◆ Work instructions ◆
Identify each line in the records below that contains the word "JSON", and copy it.

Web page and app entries
++++++++

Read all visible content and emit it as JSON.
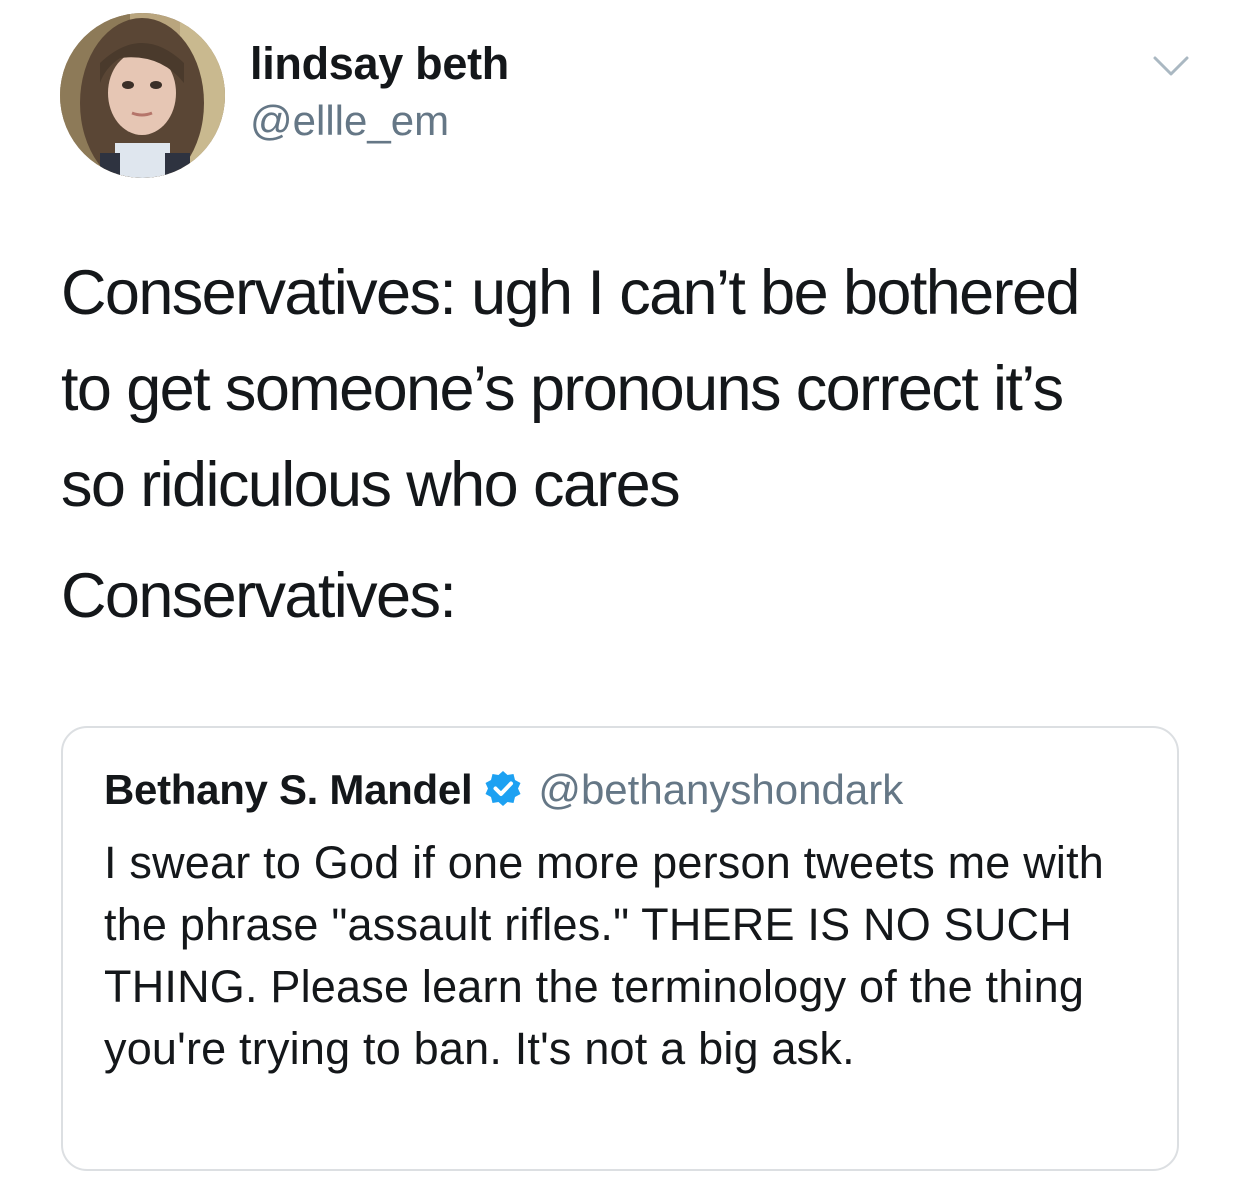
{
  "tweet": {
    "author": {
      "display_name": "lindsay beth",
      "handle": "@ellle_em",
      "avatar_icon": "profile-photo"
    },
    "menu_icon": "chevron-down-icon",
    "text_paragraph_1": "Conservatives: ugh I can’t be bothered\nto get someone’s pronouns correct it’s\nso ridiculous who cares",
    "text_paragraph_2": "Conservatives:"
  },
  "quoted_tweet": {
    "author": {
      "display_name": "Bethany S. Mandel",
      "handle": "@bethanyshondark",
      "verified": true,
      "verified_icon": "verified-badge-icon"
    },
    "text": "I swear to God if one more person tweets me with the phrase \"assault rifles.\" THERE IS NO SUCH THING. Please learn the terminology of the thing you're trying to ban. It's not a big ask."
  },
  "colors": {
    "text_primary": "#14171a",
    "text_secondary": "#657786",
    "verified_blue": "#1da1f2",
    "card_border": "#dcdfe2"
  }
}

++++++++

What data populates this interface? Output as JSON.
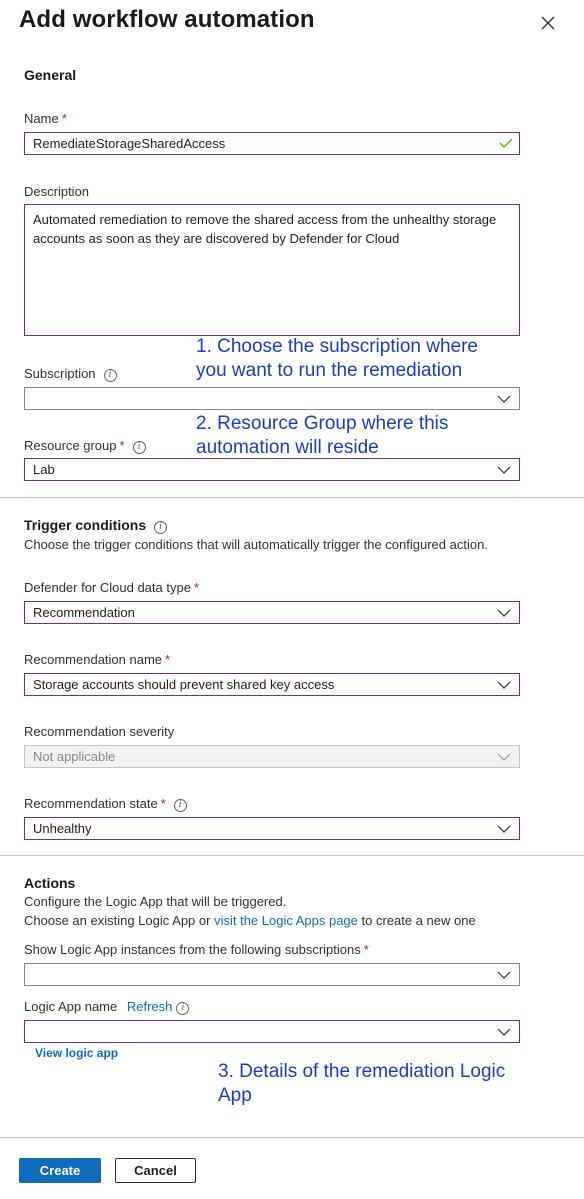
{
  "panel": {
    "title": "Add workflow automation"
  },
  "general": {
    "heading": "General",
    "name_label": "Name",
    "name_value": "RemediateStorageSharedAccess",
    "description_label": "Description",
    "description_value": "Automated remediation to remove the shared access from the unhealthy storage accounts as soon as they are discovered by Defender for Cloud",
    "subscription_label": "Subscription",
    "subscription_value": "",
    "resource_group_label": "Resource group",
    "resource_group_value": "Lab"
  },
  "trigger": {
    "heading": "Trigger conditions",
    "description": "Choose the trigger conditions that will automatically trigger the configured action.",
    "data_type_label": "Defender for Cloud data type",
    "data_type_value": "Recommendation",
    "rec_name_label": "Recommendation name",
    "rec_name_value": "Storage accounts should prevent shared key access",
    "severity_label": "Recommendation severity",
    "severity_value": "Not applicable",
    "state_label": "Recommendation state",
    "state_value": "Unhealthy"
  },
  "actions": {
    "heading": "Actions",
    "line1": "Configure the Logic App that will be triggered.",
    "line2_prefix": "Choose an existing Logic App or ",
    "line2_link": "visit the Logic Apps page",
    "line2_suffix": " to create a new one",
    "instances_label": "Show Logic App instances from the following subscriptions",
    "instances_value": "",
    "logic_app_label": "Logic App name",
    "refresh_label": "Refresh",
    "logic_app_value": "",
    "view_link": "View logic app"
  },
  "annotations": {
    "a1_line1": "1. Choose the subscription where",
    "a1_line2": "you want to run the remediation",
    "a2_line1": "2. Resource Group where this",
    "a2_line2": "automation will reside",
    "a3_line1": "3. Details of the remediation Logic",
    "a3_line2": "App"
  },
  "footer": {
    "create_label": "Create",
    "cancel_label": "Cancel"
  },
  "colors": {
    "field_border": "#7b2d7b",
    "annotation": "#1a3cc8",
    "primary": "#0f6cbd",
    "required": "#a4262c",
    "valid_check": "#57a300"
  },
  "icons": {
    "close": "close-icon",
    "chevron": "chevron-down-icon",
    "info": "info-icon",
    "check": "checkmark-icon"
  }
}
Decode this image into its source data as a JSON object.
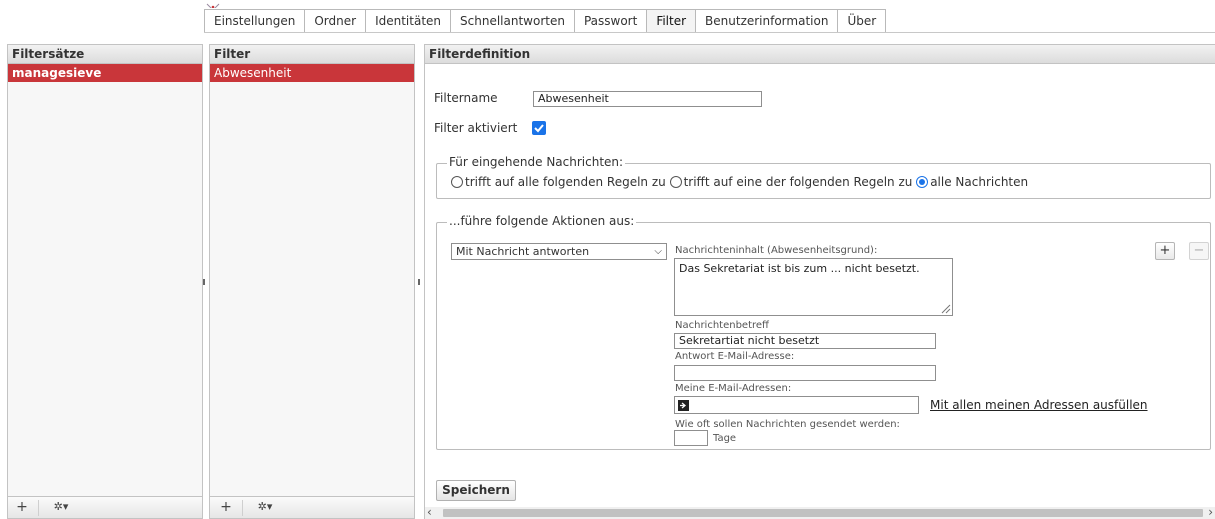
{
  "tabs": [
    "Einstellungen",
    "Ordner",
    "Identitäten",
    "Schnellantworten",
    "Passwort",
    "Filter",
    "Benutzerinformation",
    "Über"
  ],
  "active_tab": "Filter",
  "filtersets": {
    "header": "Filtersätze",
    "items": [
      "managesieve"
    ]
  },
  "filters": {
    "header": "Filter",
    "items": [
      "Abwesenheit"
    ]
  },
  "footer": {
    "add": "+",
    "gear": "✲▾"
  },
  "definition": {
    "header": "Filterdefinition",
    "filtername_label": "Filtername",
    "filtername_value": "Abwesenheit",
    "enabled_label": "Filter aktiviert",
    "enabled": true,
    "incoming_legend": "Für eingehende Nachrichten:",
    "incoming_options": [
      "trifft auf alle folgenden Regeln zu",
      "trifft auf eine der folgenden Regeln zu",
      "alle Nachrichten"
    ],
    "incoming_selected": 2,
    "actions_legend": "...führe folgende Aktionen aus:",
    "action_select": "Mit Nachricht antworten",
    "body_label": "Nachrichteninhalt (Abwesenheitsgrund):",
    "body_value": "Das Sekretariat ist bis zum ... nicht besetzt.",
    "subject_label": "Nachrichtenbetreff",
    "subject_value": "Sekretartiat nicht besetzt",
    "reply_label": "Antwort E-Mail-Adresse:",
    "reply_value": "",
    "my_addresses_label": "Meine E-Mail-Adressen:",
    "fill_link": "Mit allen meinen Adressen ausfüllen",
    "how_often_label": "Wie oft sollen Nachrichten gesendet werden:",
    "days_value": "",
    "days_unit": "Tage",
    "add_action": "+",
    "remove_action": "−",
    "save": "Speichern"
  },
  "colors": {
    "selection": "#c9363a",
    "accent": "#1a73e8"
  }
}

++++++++

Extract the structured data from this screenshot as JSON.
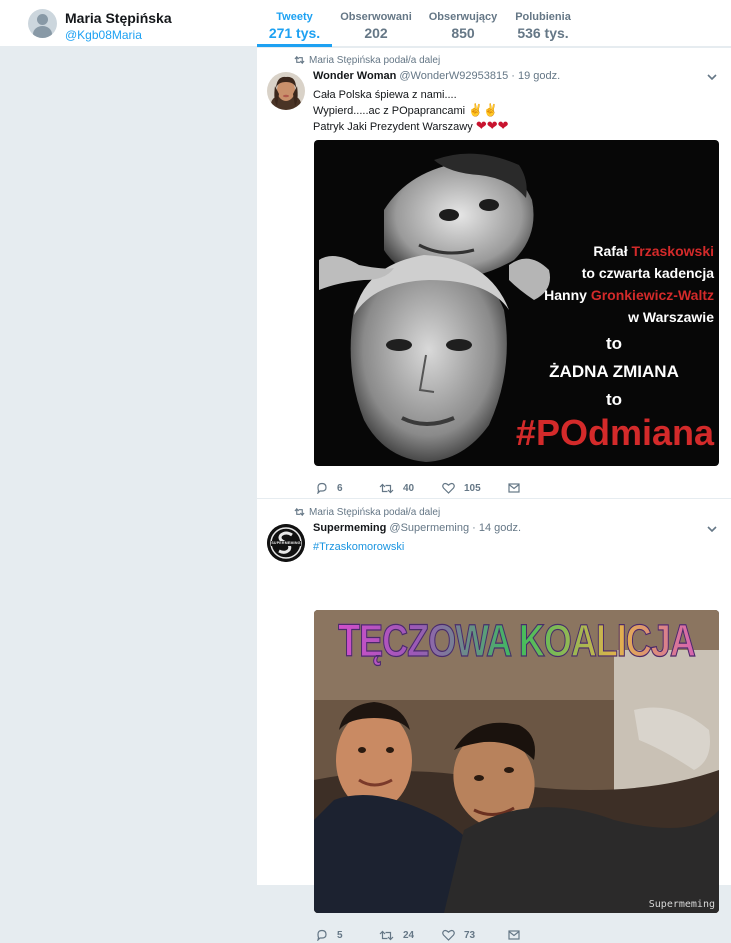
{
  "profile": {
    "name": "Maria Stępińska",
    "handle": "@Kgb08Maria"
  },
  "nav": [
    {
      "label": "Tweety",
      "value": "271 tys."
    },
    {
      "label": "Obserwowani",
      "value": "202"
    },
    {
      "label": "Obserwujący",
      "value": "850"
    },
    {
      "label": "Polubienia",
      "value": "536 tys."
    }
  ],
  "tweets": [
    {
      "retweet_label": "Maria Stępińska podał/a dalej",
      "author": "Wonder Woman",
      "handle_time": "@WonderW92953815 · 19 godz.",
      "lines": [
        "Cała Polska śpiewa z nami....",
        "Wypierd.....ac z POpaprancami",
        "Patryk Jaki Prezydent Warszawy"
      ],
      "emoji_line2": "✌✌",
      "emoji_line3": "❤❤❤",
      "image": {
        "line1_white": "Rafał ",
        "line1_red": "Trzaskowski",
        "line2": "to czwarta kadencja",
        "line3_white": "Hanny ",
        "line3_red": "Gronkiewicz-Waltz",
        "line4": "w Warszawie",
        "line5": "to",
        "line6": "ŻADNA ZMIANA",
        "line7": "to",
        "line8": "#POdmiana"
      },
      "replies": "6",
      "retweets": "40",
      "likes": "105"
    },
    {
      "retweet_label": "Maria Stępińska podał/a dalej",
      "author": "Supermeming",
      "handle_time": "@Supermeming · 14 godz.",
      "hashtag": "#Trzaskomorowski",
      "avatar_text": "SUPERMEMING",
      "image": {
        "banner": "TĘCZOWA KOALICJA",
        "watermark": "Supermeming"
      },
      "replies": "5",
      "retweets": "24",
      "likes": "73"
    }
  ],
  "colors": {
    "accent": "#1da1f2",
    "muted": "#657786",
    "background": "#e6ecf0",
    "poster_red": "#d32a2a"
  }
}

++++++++

◆ Finished task ◆
Read all visible content and emit it as JSON.
What data populates this interface? Output as JSON.
Decode this image into its source data as a JSON object.
Extract the structured data from this screenshot as JSON.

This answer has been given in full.